According to OIG, there was no evidence that the relationship between the CMO and the real estate company was disclosed to the charter school’s board of directors at the time of the original lease; nor was there any “evidence of a discussion regarding the renewal of the management agreement with Academica or the reasonableness of CMO services or fees.” The original real estate transactions took place while Fernando Zulueta served on the Mater Board.

By 2010, the Zulueta brothers controlled more than $115 million in Florida tax-exempt real estate with the companies collecting about $19 million in lease payments. Many of the charter schools paid rents well above expected rates. Academica not only benefited from renting real estate it owned, it also sold payroll, employer services, construction services, equipment leasing and school services to the schools.

Considering the complicated web of conflicts of interest and raw profiteering, one would think that Academica would have been scaled back. Not at all. Deep-pocket contributions to Florida lawmakers have shielded Academica and other for-profit CMOs from regulations that inhibit their ability to make a profit off taxpayer funds. And then there are the legislators who are profiting from charter schools.

Until 2016, Academica’s closest ally in the capital was Fernando Zulueta’s brother-in-law, [former Florida House Rep.] Erik Fresen.
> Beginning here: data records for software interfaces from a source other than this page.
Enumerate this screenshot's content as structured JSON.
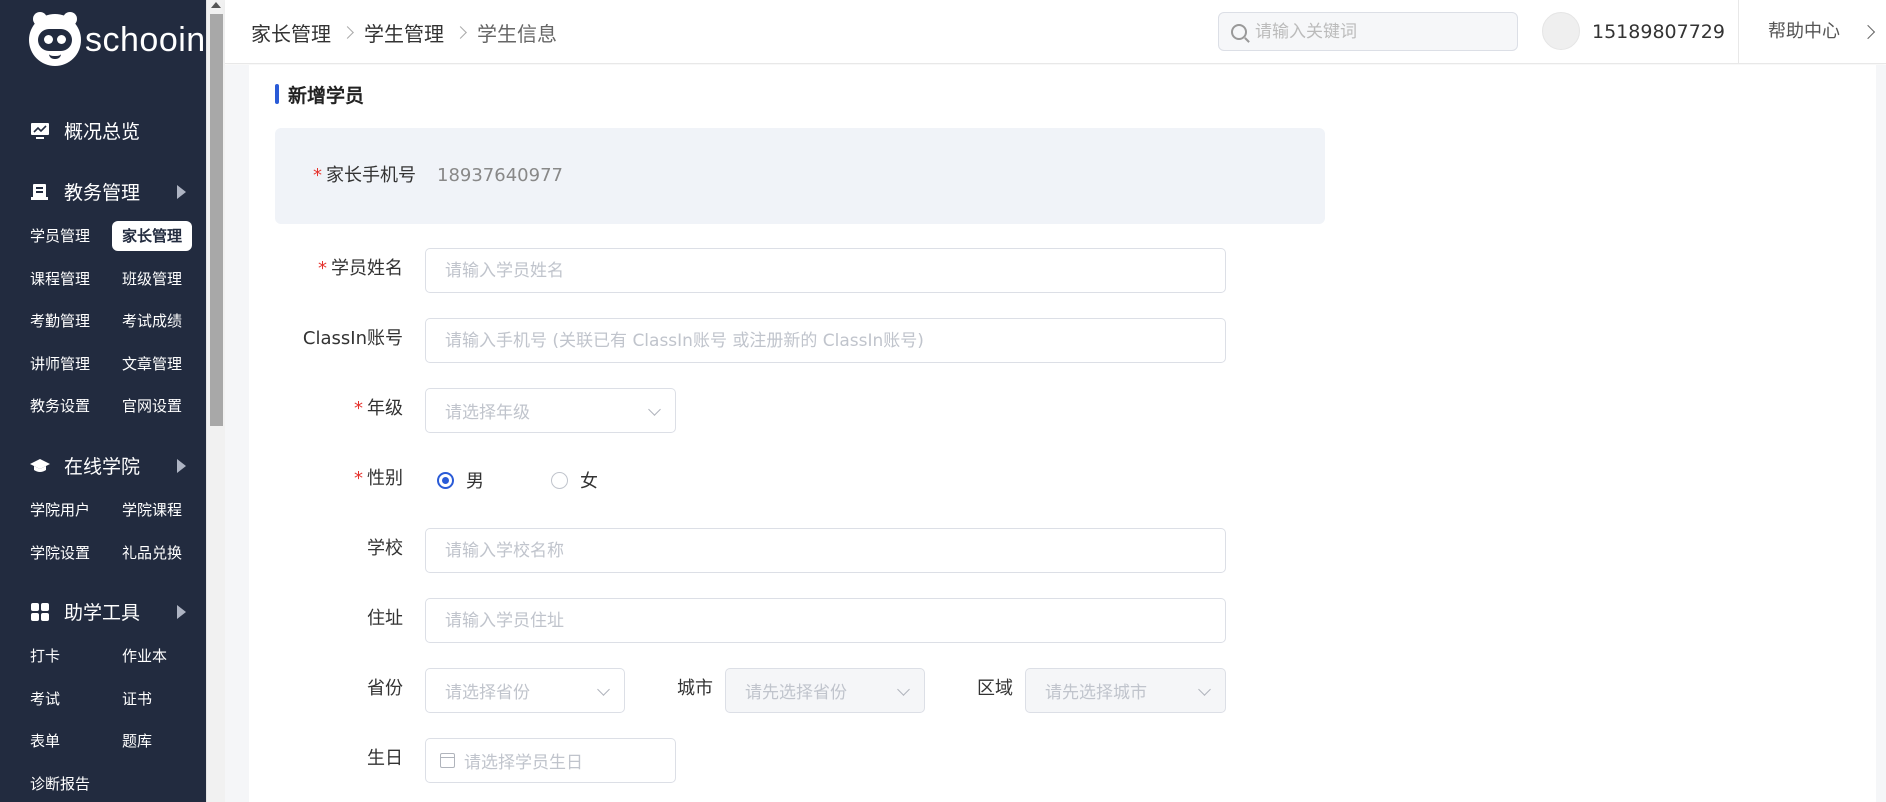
{
  "brand": {
    "name": "schooin"
  },
  "sidebar": {
    "groups": [
      {
        "label": "概况总览",
        "icon": "monitor-icon"
      },
      {
        "label": "教务管理",
        "icon": "book-icon"
      },
      {
        "label": "在线学院",
        "icon": "graduation-cap-icon"
      },
      {
        "label": "助学工具",
        "icon": "grid-icon"
      }
    ],
    "jiaowu_items": [
      "学员管理",
      "家长管理",
      "课程管理",
      "班级管理",
      "考勤管理",
      "考试成绩",
      "讲师管理",
      "文章管理",
      "教务设置",
      "官网设置"
    ],
    "xueyuan_items": [
      "学院用户",
      "学院课程",
      "学院设置",
      "礼品兑换"
    ],
    "tools_items": [
      "打卡",
      "作业本",
      "考试",
      "证书",
      "表单",
      "题库",
      "诊断报告"
    ],
    "active_item": "家长管理"
  },
  "header": {
    "breadcrumb": [
      "家长管理",
      "学生管理",
      "学生信息"
    ],
    "search_placeholder": "请输入关键词",
    "phone": "15189807729",
    "help": "帮助中心"
  },
  "form": {
    "title": "新增学员",
    "parent_phone_label": "家长手机号",
    "parent_phone_value": "18937640977",
    "name_label": "学员姓名",
    "name_placeholder": "请输入学员姓名",
    "classin_label": "ClassIn账号",
    "classin_placeholder": "请输入手机号 (关联已有 ClassIn账号 或注册新的 ClassIn账号)",
    "grade_label": "年级",
    "grade_placeholder": "请选择年级",
    "gender_label": "性别",
    "gender_options": [
      "男",
      "女"
    ],
    "gender_selected": "男",
    "school_label": "学校",
    "school_placeholder": "请输入学校名称",
    "address_label": "住址",
    "address_placeholder": "请输入学员住址",
    "province_label": "省份",
    "province_placeholder": "请选择省份",
    "city_label": "城市",
    "city_placeholder": "请先选择省份",
    "district_label": "区域",
    "district_placeholder": "请先选择城市",
    "birthday_label": "生日",
    "birthday_placeholder": "请选择学员生日"
  }
}
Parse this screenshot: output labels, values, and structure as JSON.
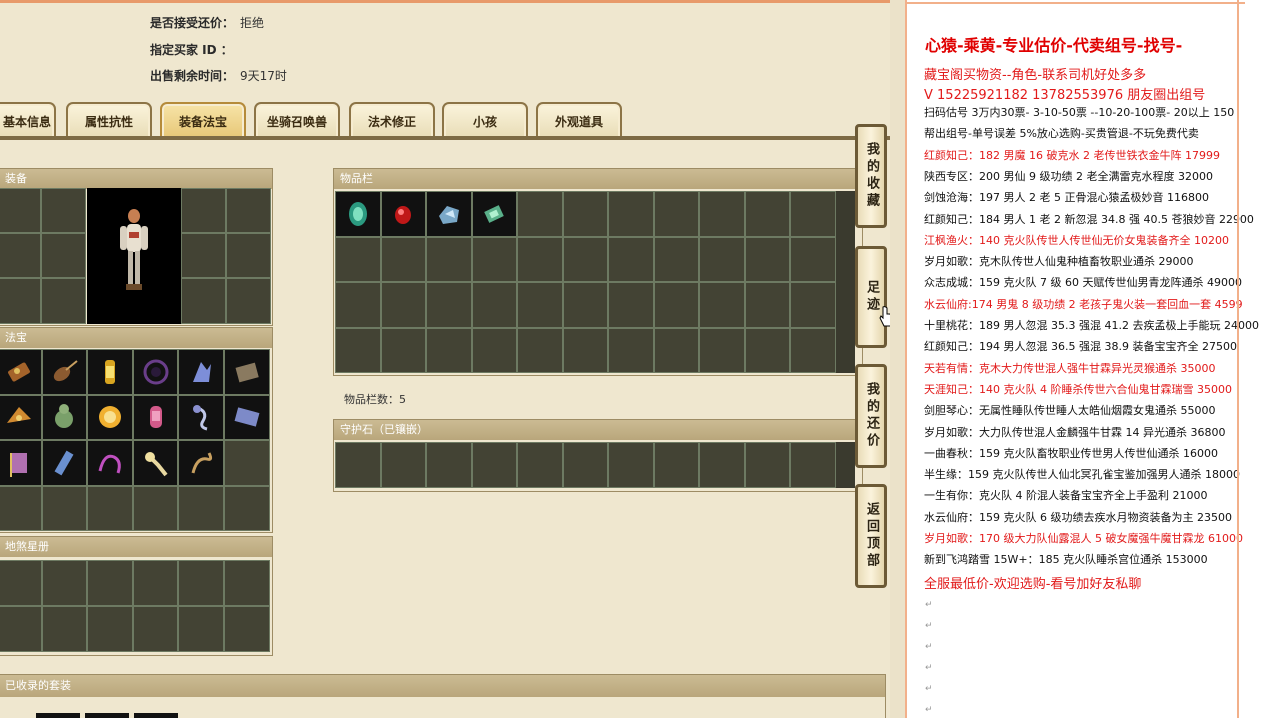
{
  "header": {
    "accept_counter_label": "是否接受还价：",
    "accept_counter_value": "拒绝",
    "buyer_id_label": "指定买家 ID ：",
    "time_left_label": "出售剩余时间：",
    "time_left_value": "9天17时"
  },
  "tabs": [
    {
      "label": "基本信息"
    },
    {
      "label": "属性抗性"
    },
    {
      "label": "装备法宝",
      "active": true
    },
    {
      "label": "坐骑召唤兽"
    },
    {
      "label": "法术修正"
    },
    {
      "label": "小孩"
    },
    {
      "label": "外观道具"
    }
  ],
  "panels": {
    "equipment": "装备",
    "treasure": "法宝",
    "star_chart": "地煞星册",
    "inventory": "物品栏",
    "guardian": "守护石（已镶嵌）",
    "suits": "已收录的套装"
  },
  "inventory_count": "物品栏数：5",
  "side_buttons": [
    {
      "label": "我的收藏"
    },
    {
      "label": "足迹"
    },
    {
      "label": "我的还价"
    },
    {
      "label": "返回顶部"
    }
  ],
  "notes": {
    "watermark": "",
    "title": "心猿-乘黄-专业估价-代卖组号-找号-",
    "lines": [
      {
        "text": "藏宝阁买物资--角色-联系司机好处多多",
        "color": "red",
        "big": true
      },
      {
        "text": "V 15225921182   13782553976 朋友圈出组号",
        "color": "red",
        "big": true
      },
      {
        "text": "扫码估号 3万内30票- 3-10-50票  --10-20-100票- 20以上 150",
        "color": "black"
      },
      {
        "text": "帮出组号-单号误差 5%放心选购-买贵管退-不玩免费代卖",
        "color": "black"
      },
      {
        "text": "红颜知己：182 男魔 16 破克水 2 老传世铁衣金牛阵 17999",
        "color": "red"
      },
      {
        "text": "陕西专区：200 男仙 9 级功绩 2 老全满雷克水程度 32000",
        "color": "black"
      },
      {
        "text": "剑蚀沧海：197 男人 2 老 5 正骨混心猿孟极妙音 116800",
        "color": "black"
      },
      {
        "text": "红颜知己：184 男人 1 老 2 新忽混 34.8 强 40.5 苍狼妙音 22900",
        "color": "black"
      },
      {
        "text": "江枫渔火：140 克火队传世人传世仙无价女鬼装备齐全 10200",
        "color": "red"
      },
      {
        "text": "岁月如歌：克木队传世人仙鬼种植畜牧职业通杀 29000",
        "color": "black"
      },
      {
        "text": "众志成城：159 克火队 7 级 60 天赋传世仙男青龙阵通杀 49000",
        "color": "black"
      },
      {
        "text": "水云仙府:174 男鬼 8 级功绩 2 老孩子鬼火装一套回血一套 4599",
        "color": "red"
      },
      {
        "text": "十里桃花：189 男人忽混 35.3 强混 41.2 去疾孟极上手能玩 24000",
        "color": "black"
      },
      {
        "text": "红颜知己：194 男人忽混 36.5 强混 38.9 装备宝宝齐全 27500",
        "color": "black"
      },
      {
        "text": "天若有情：克木大力传世混人强牛甘霖异光灵猴通杀 35000",
        "color": "red"
      },
      {
        "text": "天涯知己：140 克火队 4 阶睡杀传世六合仙鬼甘霖瑞雪 35000",
        "color": "red"
      },
      {
        "text": "剑胆琴心：无属性睡队传世睡人太皓仙烟霞女鬼通杀 55000",
        "color": "black"
      },
      {
        "text": "岁月如歌：大力队传世混人金麟强牛甘霖 14 异光通杀 36800",
        "color": "black"
      },
      {
        "text": "一曲春秋：159 克火队畜牧职业传世男人传世仙通杀 16000",
        "color": "black"
      },
      {
        "text": "半生缘：159 克火队传世人仙北冥孔雀宝鉴加强男人通杀 18000",
        "color": "black"
      },
      {
        "text": "一生有你：克火队 4 阶混人装备宝宝齐全上手盈利 21000",
        "color": "black"
      },
      {
        "text": "水云仙府：159 克火队 6 级功绩去疾水月物资装备为主 23500",
        "color": "black"
      },
      {
        "text": "岁月如歌：170 级大力队仙露混人 5 破女魔强牛魔甘霖龙 61000",
        "color": "red"
      },
      {
        "text": "新到飞鸿踏雪 15W+：185 克火队睡杀宫位通杀 153000",
        "color": "black"
      },
      {
        "text": "全服最低价-欢迎选购-看号加好友私聊",
        "color": "red",
        "big": true
      }
    ]
  },
  "colors": {
    "accent_red": "#e21a1a",
    "tab_border": "#8c7446",
    "panel_head": "#b9a67b",
    "slot_bg": "#434334"
  }
}
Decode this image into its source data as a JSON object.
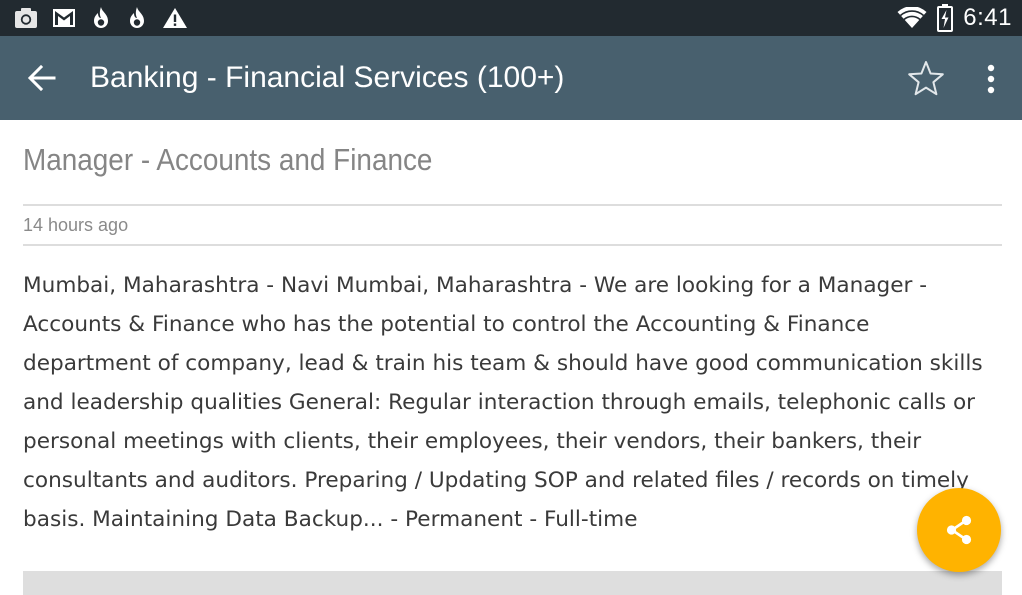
{
  "status_bar": {
    "time": "6:41",
    "left_icons": [
      "camera-icon",
      "gmail-icon",
      "flame-icon",
      "flame-icon",
      "warning-icon"
    ],
    "right_icons": [
      "wifi-icon",
      "battery-charging-icon"
    ]
  },
  "app_bar": {
    "title": "Banking - Financial Services (100+)",
    "background": "#48606e",
    "actions": [
      "back-arrow-icon",
      "star-outline-icon",
      "more-vert-icon"
    ]
  },
  "job": {
    "title": "Manager - Accounts and Finance",
    "posted": "14 hours ago",
    "description": "Mumbai, Maharashtra - Navi Mumbai, Maharashtra - We are looking for a Manager - Accounts & Finance who has the potential to control the Accounting & Finance department of company, lead & train his team & should have good communication skills and leadership qualities General: Regular interaction through emails, telephonic calls or personal meetings with clients, their employees, their vendors, their bankers, their consultants and auditors. Preparing / Updating SOP and related files / records on timely basis. Maintaining Data Backup... - Permanent - Full-time"
  },
  "fab": {
    "icon": "share-icon",
    "color": "#ffb300"
  }
}
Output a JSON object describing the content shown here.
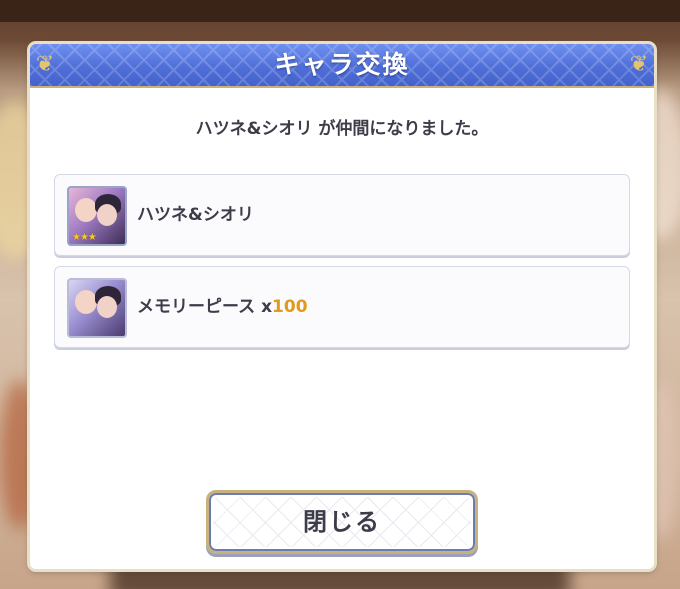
{
  "dialog": {
    "title": "キャラ交換",
    "message": "ハツネ&シオリ が仲間になりました。",
    "rewards": [
      {
        "name": "ハツネ&シオリ",
        "icon": "character-portrait-icon",
        "stars": "★★★"
      },
      {
        "name": "メモリーピース x",
        "quantity": "100",
        "icon": "memory-piece-icon"
      }
    ],
    "close_label": "閉じる"
  },
  "colors": {
    "header": "#4f6fd8",
    "quantity": "#e09a1c",
    "button_border": "#c8b27c"
  }
}
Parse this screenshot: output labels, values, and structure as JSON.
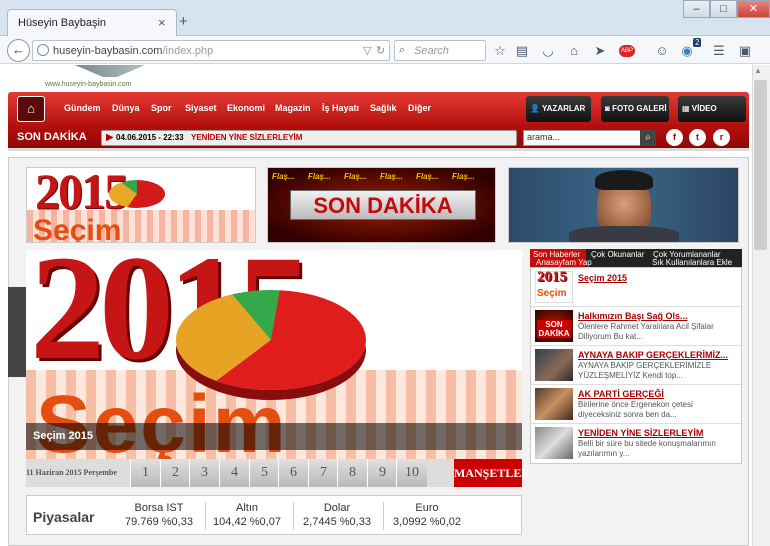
{
  "browser": {
    "tab_title": "Hüseyin Baybaşin",
    "tab_close": "×",
    "new_tab": "+",
    "url_host": "huseyin-baybasin.com",
    "url_path": "/index.php",
    "search_placeholder": "Search",
    "notification_count": "2",
    "abp_label": "ABP"
  },
  "site": {
    "logo_text": "www.huseyin-baybasin.com",
    "menu": [
      "Gündem",
      "Dünya",
      "Spor",
      "Siyaset",
      "Ekonomi",
      "Magazin",
      "İş Hayatı",
      "Sağlık",
      "Diğer"
    ],
    "buttons": {
      "yazarlar": "YAZARLAR",
      "foto": "FOTO GALERİ",
      "video": "VİDEO GALERİ"
    },
    "breaking_label": "SON DAKİKA",
    "breaking_date": "04.06.2015 - 22:33",
    "breaking_headline": "YENİDEN YİNE SİZLERLEYİM",
    "search_value": "arama...",
    "social": {
      "facebook": "f",
      "twitter": "t",
      "rss": "r"
    }
  },
  "banners": {
    "year": "2015",
    "secim": "Seçim",
    "son_dakika": "SON DAKİKA",
    "flash": "Flaş...",
    "site_colors": {
      "red": "#c70c0a",
      "dark": "#222222"
    }
  },
  "slider": {
    "caption": "Seçim 2015",
    "date": "11 Haziran 2015 Perşembe",
    "pages": [
      "1",
      "2",
      "3",
      "4",
      "5",
      "6",
      "7",
      "8",
      "9",
      "10"
    ],
    "mansetler": "MANŞETLER"
  },
  "sidebar": {
    "tabs": [
      "Son Haberler",
      "Çok Okunanlar",
      "Çok Yorumlananlar"
    ],
    "overlay_links": [
      "Anasayfam Yap",
      "Sık Kullanılanlara Ekle"
    ],
    "news": [
      {
        "title": "Seçim 2015",
        "summary": ""
      },
      {
        "title": "Halkımızın Başı Sağ Ols...",
        "summary": "Ölenlere Rahmet Yaralılara Acil Şifalar Diliyorum Bu kat..."
      },
      {
        "title": "AYNAYA BAKIP GERÇEKLERİMİZ...",
        "summary": "AYNAYA BAKIP GERÇEKLERİMİZLE YÜZLEŞMELİYİZ Kendi top..."
      },
      {
        "title": "AK PARTİ GERÇEĞİ",
        "summary": "Birilerine önce Ergenekon çetesi diyeceksiniz sonra ben da..."
      },
      {
        "title": "YENİDEN YİNE SİZLERLEYİM",
        "summary": "Belli bir süre bu sitede konuşmalarımın yazılarımın y..."
      }
    ]
  },
  "market": {
    "title": "Piyasalar",
    "items": [
      {
        "name": "Borsa IST",
        "value": "79.769 %0,33"
      },
      {
        "name": "Altın",
        "value": "104,42 %0,07"
      },
      {
        "name": "Dolar",
        "value": "2,7445 %0,33"
      },
      {
        "name": "Euro",
        "value": "3,0992 %0,02"
      }
    ]
  }
}
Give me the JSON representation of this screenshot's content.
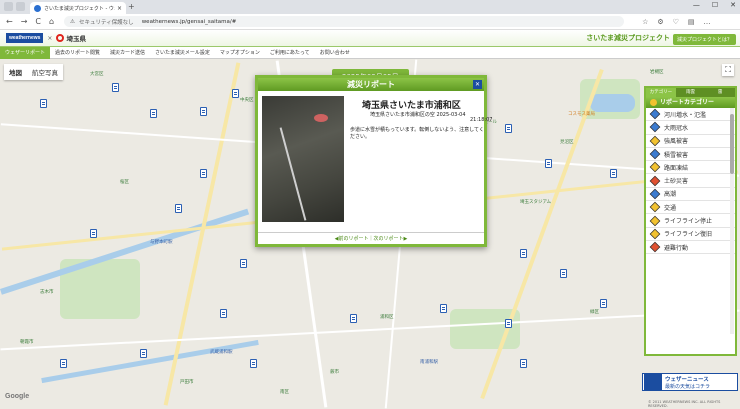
{
  "browser": {
    "tab_title": "さいたま減災プロジェクト - ウェザーニュ",
    "tab_close": "×",
    "new_tab": "+",
    "security": "セキュリティ保護なし",
    "url": "weathernews.jp/gensai_saitama/#",
    "nav": {
      "back": "←",
      "forward": "→",
      "reload": "C",
      "home": "⌂",
      "info": "⚠"
    },
    "window_controls": {
      "minimize": "—",
      "maximize": "☐",
      "close": "✕"
    },
    "toolbar_icons": {
      "star": "☆",
      "extensions": "⚙",
      "favorites": "♡",
      "collections": "▤",
      "more": "…"
    }
  },
  "site": {
    "logo": "weathernews",
    "separator": "×",
    "pref_logo": "埼玉県",
    "brand": "さいたま減災プロジェクト",
    "brand_button": "減災プロジェクトとは？"
  },
  "menu": [
    "ウェザーリポート",
    "過去のリポート閲覧",
    "減災カード送信",
    "さいたま減災メール設定",
    "マップオプション",
    "ご利用にあたって",
    "お問い合わせ"
  ],
  "map": {
    "type_map": "地図",
    "type_satellite": "航空写真",
    "date_badge": "2025年03月05日",
    "fullscreen": "⛶",
    "google": "Google",
    "labels": [
      "大宮区",
      "中央区",
      "浦和区",
      "南区",
      "緑区",
      "桜区",
      "見沼区",
      "岩槻区",
      "与野本町駅",
      "北浦和駅",
      "南浦和駅",
      "武蔵浦和駅",
      "さいたま新都心駅",
      "コスモス薬局",
      "埼玉スタジアム",
      "イオンモール",
      "朝霞市",
      "志木市",
      "戸田市",
      "蕨市"
    ]
  },
  "popup": {
    "title": "減災リポート",
    "close": "✕",
    "location": "埼玉県さいたま市浦和区",
    "subtitle": "埼玉県さいたま市浦和区の空 2025-03-04",
    "time": "21:18:07",
    "message": "歩道に水雪が積もっています。転倒しないよう、注意してください。",
    "nav": "◀前のリポート｜次のリポート▶"
  },
  "category": {
    "tabs": [
      "カテゴリー",
      "雨雲",
      "雷"
    ],
    "header": "リポートカテゴリー",
    "items": [
      {
        "label": "河川増水・氾濫",
        "color": "blue"
      },
      {
        "label": "大雨冠水",
        "color": "blue"
      },
      {
        "label": "強風被害",
        "color": "yellow"
      },
      {
        "label": "積雪被害",
        "color": "blue"
      },
      {
        "label": "路面凍結",
        "color": "yellow"
      },
      {
        "label": "土砂災害",
        "color": "red"
      },
      {
        "label": "高潮",
        "color": "blue"
      },
      {
        "label": "交通",
        "color": "yellow"
      },
      {
        "label": "ライフライン停止",
        "color": "yellow"
      },
      {
        "label": "ライフライン復旧",
        "color": "yellow"
      },
      {
        "label": "避難行動",
        "color": "red"
      }
    ]
  },
  "banner": {
    "title": "ウェザーニュース",
    "subtitle": "最新の天気はコチラ"
  },
  "copyright": "© 2011 WEATHERNEWS INC. ALL RIGHTS RESERVED."
}
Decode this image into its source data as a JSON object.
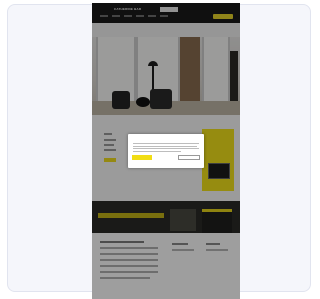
{
  "header": {
    "logo": "CATHERINE BAR",
    "phone": "",
    "nav_links": [
      "",
      "",
      "",
      "",
      "",
      ""
    ],
    "cta_label": ""
  },
  "hero": {
    "caption": ""
  },
  "cookie_modal": {
    "title": "",
    "accept_label": "",
    "decline_label": "",
    "preferences_label": "",
    "policy_link": ""
  },
  "colors": {
    "accent": "#f0de1e",
    "dark": "#1b1b1b",
    "overlay": "rgba(0,0,0,0.38)"
  }
}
Fresen, a former lobbyist for Academica, served as chairman of the House Education Appropriations even while working as a consultant for a firm called Civica which had contracts with Academica schools.

During his eight years in the legislature, Fresen never bothered to file his taxes, resulting in a 60-day prison sentence after he left office.

Academica continues to expand. The Somerset charter chain, like Pitbull’s SLAM and Mater, is one more charter chain that uses Academica as its CMO. It recently pushed its way into the Parkland School District by claiming the charter was needed to accommodate neighborhood growth. The growth numbers presented were wildly inflated. Misinformation regarding teacher certification as well as a claim that the charter would provide a “special enrollment period” for those who live closest to the school (such privilege is not allowed state law) resulted not only in controversy, but an organized effort by residents to stop the charter school. The school was approved anyway.

The “pitchman” for the school was developer Frank Biden, Joe Biden’s brother, who was previously associated with another Florida for-profit charter chain known as Maverick. Nearly every Maverick charter in the state has closed.

There are some who might think that residents of the Sunshine State are getting what they deserve due to their unwillingness to rein the for-profit charter sector in. But consider this:

Maverick schools received nearly $3 million in start-up and dissemination funds from the U.S. Department of Education’s Charter School Program, and schools that use the for-profit Academica CMO received over $20 million.

We are all subsidizing the charters that feed the for-profit chains.

As the recent Network for Public Education report demonstrates, the U.S. Department of Education has been asleep at the wheel when it comes to managing the over four billion dollars that have flowed through its charter school program. In 2016, despite all of the known problems with Florida charter schools, the department gave the state a three-year grant for almost $71 million.